"I can pretty much guarantee to you that if BioShock wasn't successful, there never would have been another game like this," Levine told Eurogamer.
"I don't even know how we convinced people to pay for BioShock. These games had never made any money—everybody told us when we were pitching BioShock, sounds like a great idea, you'll sell 150,000 units—next!"
Levine added that his team aimed to popularize the gameplay emphasized in BioShock, which featured first-person shooting blended with role-playing and customization elements. BioShock predecessor System Shock 2 (PC) employed those elements to a much greater degree, but failed to reach commercial sales expectations.
"How many of these type of games do you think are going to be made now, compared to how many were going to be made before?" Levine asked. "How many people had played these kind of games before? 300,000, 400,000—maybe?
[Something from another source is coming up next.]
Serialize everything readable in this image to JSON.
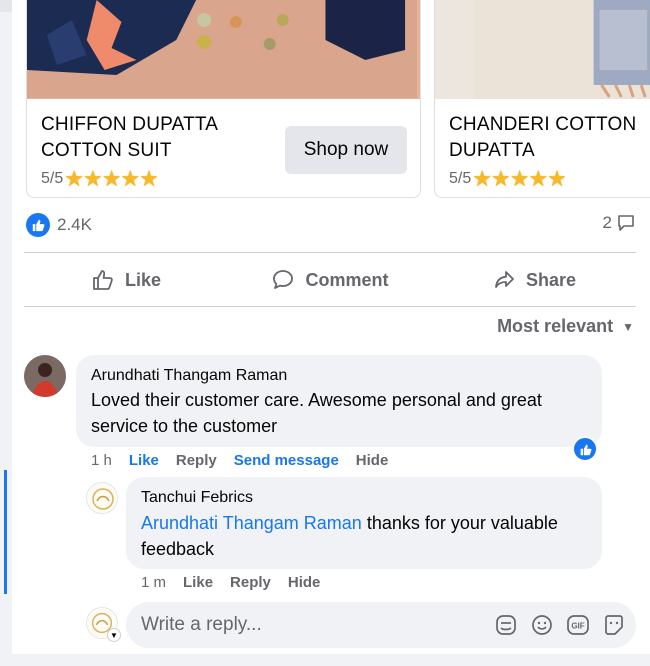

Now millions of people, because of this game, have played this type of game."
The developer concluded that BioShock success will allow future titles to take greater risks in the genre, citing Westwood Studios' 1992 real-time strategy Dune II as a precursor to such modern RTS games as Relic Entertainment's Company of Heroes.
"Before, as great as System Shock 2 and Deus Ex were, nobody bought them. We wanted to crack that. I think now, the sky's the limit for how deep these games can go."
Following publisher Take-Two's announcement of a BioShock sequel, Levine has since revealed that he is 'not substantially' involved in the game's development, and is currently at work on a yet unannounced title.